Data extracted from a collection.
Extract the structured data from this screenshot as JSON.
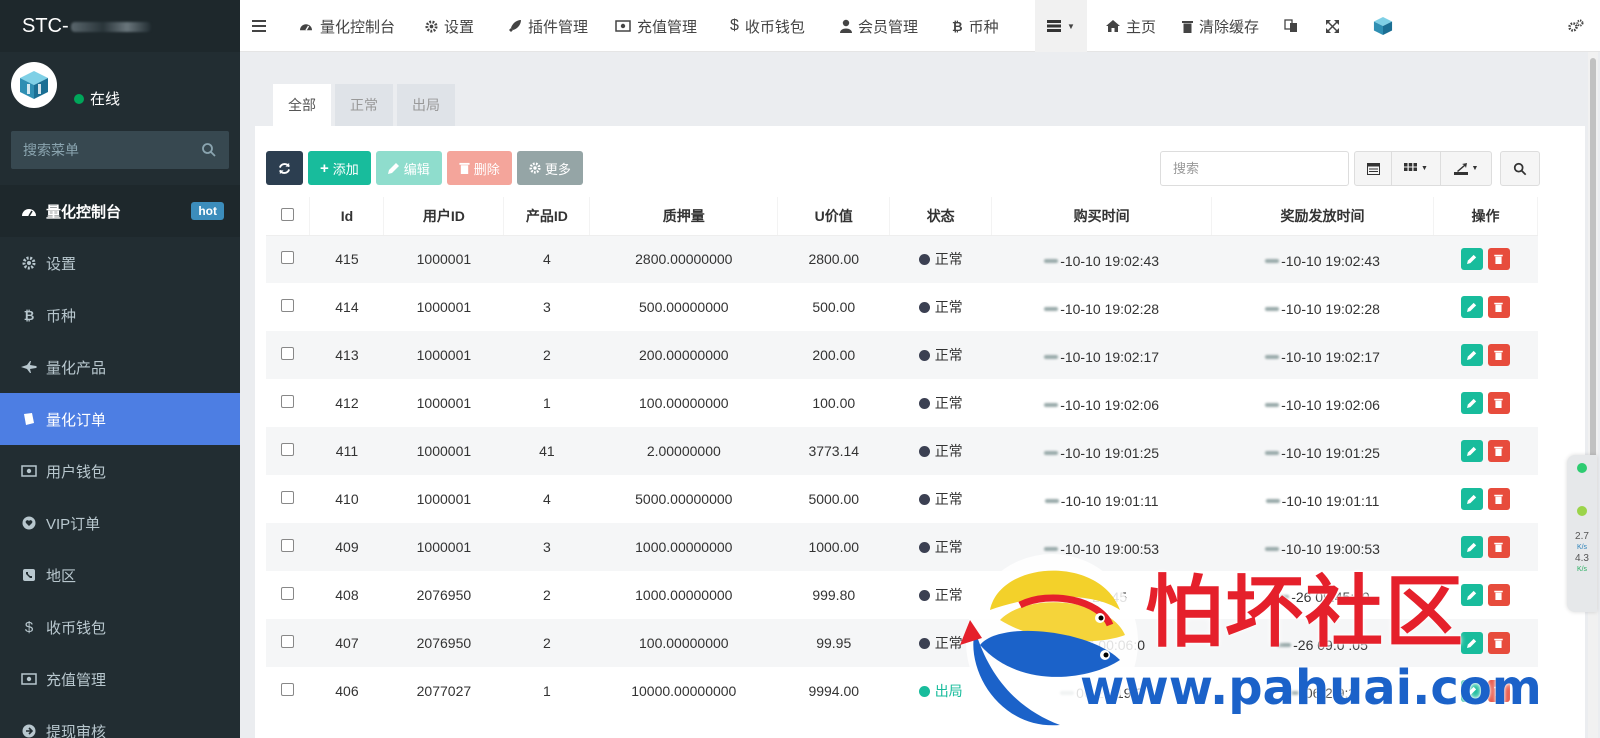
{
  "brand": {
    "title": "STC-"
  },
  "user": {
    "status": "在线"
  },
  "sidebar": {
    "search_placeholder": "搜索菜单",
    "items": [
      {
        "label": "量化控制台",
        "badge": "hot"
      },
      {
        "label": "设置"
      },
      {
        "label": "币种"
      },
      {
        "label": "量化产品"
      },
      {
        "label": "量化订单"
      },
      {
        "label": "用户钱包"
      },
      {
        "label": "VIP订单"
      },
      {
        "label": "地区"
      },
      {
        "label": "收币钱包"
      },
      {
        "label": "充值管理"
      },
      {
        "label": "提现审核"
      }
    ]
  },
  "topbar": {
    "items": [
      "量化控制台",
      "设置",
      "插件管理",
      "充值管理",
      "收币钱包",
      "会员管理",
      "币种"
    ],
    "home": "主页",
    "clear_cache": "清除缓存"
  },
  "tabs": [
    "全部",
    "正常",
    "出局"
  ],
  "toolbar": {
    "add": "添加",
    "edit": "编辑",
    "delete": "删除",
    "more": "更多",
    "search_placeholder": "搜索"
  },
  "table": {
    "headers": [
      "Id",
      "用户ID",
      "产品ID",
      "质押量",
      "U价值",
      "状态",
      "购买时间",
      "奖励发放时间",
      "操作"
    ],
    "rows": [
      {
        "id": "415",
        "user": "1000001",
        "product": "4",
        "amount": "2800.00000000",
        "value": "2800.00",
        "status": "正常",
        "buy": "-10-10 19:02:43",
        "reward": "-10-10 19:02:43"
      },
      {
        "id": "414",
        "user": "1000001",
        "product": "3",
        "amount": "500.00000000",
        "value": "500.00",
        "status": "正常",
        "buy": "-10-10 19:02:28",
        "reward": "-10-10 19:02:28"
      },
      {
        "id": "413",
        "user": "1000001",
        "product": "2",
        "amount": "200.00000000",
        "value": "200.00",
        "status": "正常",
        "buy": "-10-10 19:02:17",
        "reward": "-10-10 19:02:17"
      },
      {
        "id": "412",
        "user": "1000001",
        "product": "1",
        "amount": "100.00000000",
        "value": "100.00",
        "status": "正常",
        "buy": "-10-10 19:02:06",
        "reward": "-10-10 19:02:06"
      },
      {
        "id": "411",
        "user": "1000001",
        "product": "41",
        "amount": "2.00000000",
        "value": "3773.14",
        "status": "正常",
        "buy": "-10-10 19:01:25",
        "reward": "-10-10 19:01:25"
      },
      {
        "id": "410",
        "user": "1000001",
        "product": "4",
        "amount": "5000.00000000",
        "value": "5000.00",
        "status": "正常",
        "buy": "-10-10 19:01:11",
        "reward": "-10-10 19:01:11"
      },
      {
        "id": "409",
        "user": "1000001",
        "product": "3",
        "amount": "1000.00000000",
        "value": "1000.00",
        "status": "正常",
        "buy": "-10-10 19:00:53",
        "reward": "-10-10 19:00:53"
      },
      {
        "id": "408",
        "user": "2076950",
        "product": "2",
        "amount": "1000.00000000",
        "value": "999.80",
        "status": "正常",
        "buy": "22:45",
        "reward": "-26 09:45:39"
      },
      {
        "id": "407",
        "user": "2076950",
        "product": "2",
        "amount": "100.00000000",
        "value": "99.95",
        "status": "正常",
        "buy": "-16 00:06:0",
        "reward": "-26 09:0 :05"
      },
      {
        "id": "406",
        "user": "2077027",
        "product": "1",
        "amount": "10000.00000000",
        "value": "9994.00",
        "status": "出局",
        "buy": "06-26 19:3",
        "reward": "06-2 9:3"
      }
    ]
  },
  "widget": {
    "v1": "2.7",
    "u1": "K/s",
    "v2": "4.3",
    "u2": "K/s"
  },
  "watermark": {
    "title": "怕坏社区",
    "url": "www.pahuai.com"
  },
  "colors": {
    "sidebar": "#222d32",
    "active": "#4d7ee3",
    "green": "#18bc9c",
    "red": "#e74c3c",
    "dark": "#2c3e50"
  }
}
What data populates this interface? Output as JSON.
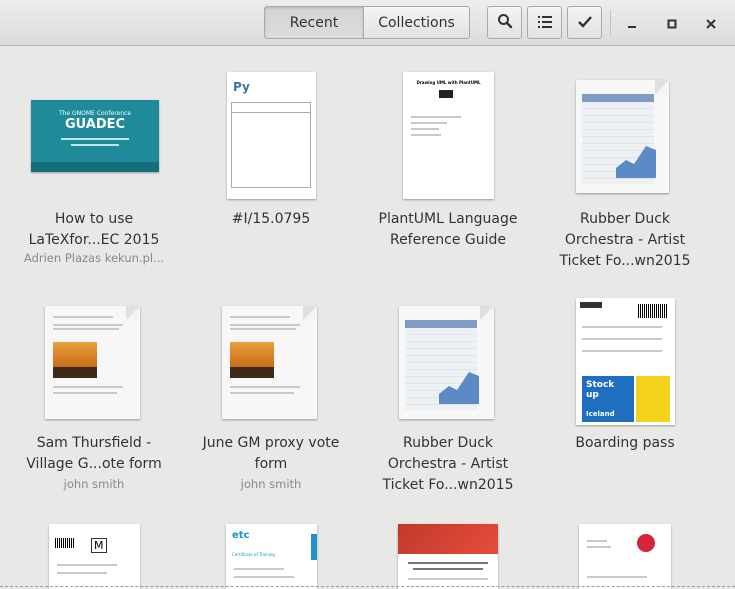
{
  "header": {
    "tabs": [
      {
        "label": "Recent",
        "active": true
      },
      {
        "label": "Collections",
        "active": false
      }
    ],
    "buttons": [
      "search-icon",
      "list-view-icon",
      "select-checkmark-icon"
    ],
    "window_controls": [
      "minimize-icon",
      "maximize-icon",
      "close-icon"
    ]
  },
  "documents": [
    {
      "title": "How to use LaTeXfor...EC 2015",
      "subtitle": "Adrien Plazas kekun.pl...",
      "thumb_text": [
        "GUADEC",
        "The GNOME Conference"
      ]
    },
    {
      "title": "#I/15.0795",
      "subtitle": "",
      "thumb_text": [
        "Py"
      ]
    },
    {
      "title": "PlantUML Language Reference Guide",
      "subtitle": "",
      "thumb_text": [
        "Drawing UML with PlantUML"
      ]
    },
    {
      "title": "Rubber Duck Orchestra - Artist Ticket Fo...wn2015",
      "subtitle": ""
    },
    {
      "title": "Sam Thursfield - Village G...ote form",
      "subtitle": "john smith"
    },
    {
      "title": "June GM proxy vote form",
      "subtitle": "john smith"
    },
    {
      "title": "Rubber Duck Orchestra - Artist Ticket Fo...wn2015",
      "subtitle": ""
    },
    {
      "title": "Boarding pass",
      "subtitle": "",
      "thumb_text": [
        "Stock up",
        "Iceland"
      ]
    },
    {
      "title": "",
      "subtitle": "",
      "thumb_text": [
        "M"
      ]
    },
    {
      "title": "",
      "subtitle": "",
      "thumb_text": [
        "etc",
        "Certificate of Training"
      ]
    },
    {
      "title": "",
      "subtitle": ""
    },
    {
      "title": "",
      "subtitle": ""
    }
  ],
  "colors": {
    "background": "#e8e8e7",
    "guadec_teal": "#1e8a9a",
    "chart_blue": "#5b8ac4",
    "sunset_orange": "#d98a2b",
    "boarding_blue": "#1e6fc0",
    "boarding_yellow": "#f2d21b",
    "red_banner": "#c0392b"
  }
}
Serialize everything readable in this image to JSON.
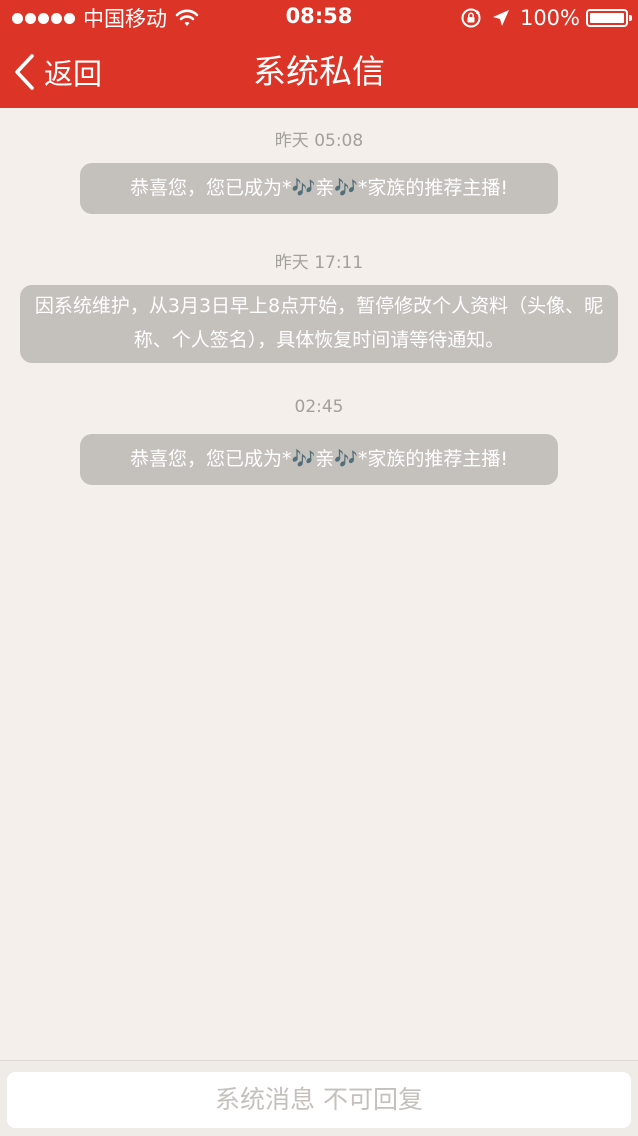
{
  "status_bar": {
    "carrier": "中国移动",
    "time": "08:58",
    "battery_percent": "100%",
    "battery_level": 1.0
  },
  "nav": {
    "back_label": "返回",
    "title": "系统私信"
  },
  "messages": [
    {
      "time": "昨天 05:08",
      "text": "恭喜您，您已成为*🎶亲🎶*家族的推荐主播!"
    },
    {
      "time": "昨天 17:11",
      "text": "因系统维护，从3月3日早上8点开始，暂停修改个人资料（头像、昵称、个人签名），具体恢复时间请等待通知。"
    },
    {
      "time": "02:45",
      "text": "恭喜您，您已成为*🎶亲🎶*家族的推荐主播!"
    }
  ],
  "footer": {
    "reply_placeholder": "系统消息 不可回复"
  },
  "colors": {
    "header_red": "#dc3427",
    "background": "#f4efeb",
    "bubble_gray": "#c4c1bc",
    "timestamp_gray": "#a3a09c"
  },
  "icons": [
    "wifi-icon",
    "rotation-lock-icon",
    "location-arrow-icon",
    "battery-icon",
    "chevron-left-icon"
  ]
}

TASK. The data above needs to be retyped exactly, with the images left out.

COMPLETED TASK.
Extract the structured data from this screenshot as JSON.
{
  "brand": {
    "title": "STC-"
  },
  "user": {
    "status": "在线"
  },
  "sidebar": {
    "search_placeholder": "搜索菜单",
    "items": [
      {
        "label": "量化控制台",
        "badge": "hot"
      },
      {
        "label": "设置"
      },
      {
        "label": "币种"
      },
      {
        "label": "量化产品"
      },
      {
        "label": "量化订单"
      },
      {
        "label": "用户钱包"
      },
      {
        "label": "VIP订单"
      },
      {
        "label": "地区"
      },
      {
        "label": "收币钱包"
      },
      {
        "label": "充值管理"
      },
      {
        "label": "提现审核"
      }
    ]
  },
  "topbar": {
    "items": [
      "量化控制台",
      "设置",
      "插件管理",
      "充值管理",
      "收币钱包",
      "会员管理",
      "币种"
    ],
    "home": "主页",
    "clear_cache": "清除缓存"
  },
  "tabs": [
    "全部",
    "正常",
    "出局"
  ],
  "toolbar": {
    "add": "添加",
    "edit": "编辑",
    "delete": "删除",
    "more": "更多",
    "search_placeholder": "搜索"
  },
  "table": {
    "headers": [
      "Id",
      "用户ID",
      "产品ID",
      "质押量",
      "U价值",
      "状态",
      "购买时间",
      "奖励发放时间",
      "操作"
    ],
    "rows": [
      {
        "id": "415",
        "user": "1000001",
        "product": "4",
        "amount": "2800.00000000",
        "value": "2800.00",
        "status": "正常",
        "buy": "-10-10 19:02:43",
        "reward": "-10-10 19:02:43"
      },
      {
        "id": "414",
        "user": "1000001",
        "product": "3",
        "amount": "500.00000000",
        "value": "500.00",
        "status": "正常",
        "buy": "-10-10 19:02:28",
        "reward": "-10-10 19:02:28"
      },
      {
        "id": "413",
        "user": "1000001",
        "product": "2",
        "amount": "200.00000000",
        "value": "200.00",
        "status": "正常",
        "buy": "-10-10 19:02:17",
        "reward": "-10-10 19:02:17"
      },
      {
        "id": "412",
        "user": "1000001",
        "product": "1",
        "amount": "100.00000000",
        "value": "100.00",
        "status": "正常",
        "buy": "-10-10 19:02:06",
        "reward": "-10-10 19:02:06"
      },
      {
        "id": "411",
        "user": "1000001",
        "product": "41",
        "amount": "2.00000000",
        "value": "3773.14",
        "status": "正常",
        "buy": "-10-10 19:01:25",
        "reward": "-10-10 19:01:25"
      },
      {
        "id": "410",
        "user": "1000001",
        "product": "4",
        "amount": "5000.00000000",
        "value": "5000.00",
        "status": "正常",
        "buy": "-10-10 19:01:11",
        "reward": "-10-10 19:01:11"
      },
      {
        "id": "409",
        "user": "1000001",
        "product": "3",
        "amount": "1000.00000000",
        "value": "1000.00",
        "status": "正常",
        "buy": "-10-10 19:00:53",
        "reward": "-10-10 19:00:53"
      },
      {
        "id": "408",
        "user": "2076950",
        "product": "2",
        "amount": "1000.00000000",
        "value": "999.80",
        "status": "正常",
        "buy": "22:45",
        "reward": "-26 09:45:39"
      },
      {
        "id": "407",
        "user": "2076950",
        "product": "2",
        "amount": "100.00000000",
        "value": "99.95",
        "status": "正常",
        "buy": "-16 00:06:0",
        "reward": "-26 09:0 :05"
      },
      {
        "id": "406",
        "user": "2077027",
        "product": "1",
        "amount": "10000.00000000",
        "value": "9994.00",
        "status": "出局",
        "buy": "06-26 19:3",
        "reward": "06-2 9:3"
      }
    ]
  },
  "widget": {
    "v1": "2.7",
    "u1": "K/s",
    "v2": "4.3",
    "u2": "K/s"
  },
  "watermark": {
    "title": "怕坏社区",
    "url": "www.pahuai.com"
  },
  "colors": {
    "sidebar": "#222d32",
    "active": "#4d7ee3",
    "green": "#18bc9c",
    "red": "#e74c3c",
    "dark": "#2c3e50"
  }
}
What data populates this interface? Output as JSON.
{
  "header": {
    "tabs": [
      {
        "label": "Recent",
        "active": true
      },
      {
        "label": "Collections",
        "active": false
      }
    ],
    "buttons": [
      "search-icon",
      "list-view-icon",
      "select-checkmark-icon"
    ],
    "window_controls": [
      "minimize-icon",
      "maximize-icon",
      "close-icon"
    ]
  },
  "documents": [
    {
      "title": "How to use LaTeXfor...EC 2015",
      "subtitle": "Adrien Plazas kekun.pl...",
      "thumb_text": [
        "GUADEC",
        "The GNOME Conference"
      ]
    },
    {
      "title": "#I/15.0795",
      "subtitle": "",
      "thumb_text": [
        "Py"
      ]
    },
    {
      "title": "PlantUML Language Reference Guide",
      "subtitle": "",
      "thumb_text": [
        "Drawing UML with PlantUML"
      ]
    },
    {
      "title": "Rubber Duck Orchestra - Artist Ticket Fo...wn2015",
      "subtitle": ""
    },
    {
      "title": "Sam Thursfield - Village G...ote form",
      "subtitle": "john smith"
    },
    {
      "title": "June GM proxy vote form",
      "subtitle": "john smith"
    },
    {
      "title": "Rubber Duck Orchestra - Artist Ticket Fo...wn2015",
      "subtitle": ""
    },
    {
      "title": "Boarding pass",
      "subtitle": "",
      "thumb_text": [
        "Stock up",
        "Iceland"
      ]
    },
    {
      "title": "",
      "subtitle": "",
      "thumb_text": [
        "M"
      ]
    },
    {
      "title": "",
      "subtitle": "",
      "thumb_text": [
        "etc",
        "Certificate of Training"
      ]
    },
    {
      "title": "",
      "subtitle": ""
    },
    {
      "title": "",
      "subtitle": ""
    }
  ],
  "colors": {
    "background": "#e8e8e7",
    "guadec_teal": "#1e8a9a",
    "chart_blue": "#5b8ac4",
    "sunset_orange": "#d98a2b",
    "boarding_blue": "#1e6fc0",
    "boarding_yellow": "#f2d21b",
    "red_banner": "#c0392b"
  }
}
Serialize everything readable in this image to JSON.
{
  "status_bar": {
    "carrier": "中国移动",
    "time": "08:58",
    "battery_percent": "100%",
    "battery_level": 1.0
  },
  "nav": {
    "back_label": "返回",
    "title": "系统私信"
  },
  "messages": [
    {
      "time": "昨天 05:08",
      "text": "恭喜您，您已成为*🎶亲🎶*家族的推荐主播!"
    },
    {
      "time": "昨天 17:11",
      "text": "因系统维护，从3月3日早上8点开始，暂停修改个人资料（头像、昵称、个人签名），具体恢复时间请等待通知。"
    },
    {
      "time": "02:45",
      "text": "恭喜您，您已成为*🎶亲🎶*家族的推荐主播!"
    }
  ],
  "footer": {
    "reply_placeholder": "系统消息 不可回复"
  },
  "colors": {
    "header_red": "#dc3427",
    "background": "#f4efeb",
    "bubble_gray": "#c4c1bc",
    "timestamp_gray": "#a3a09c"
  },
  "icons": [
    "wifi-icon",
    "rotation-lock-icon",
    "location-arrow-icon",
    "battery-icon",
    "chevron-left-icon"
  ]
}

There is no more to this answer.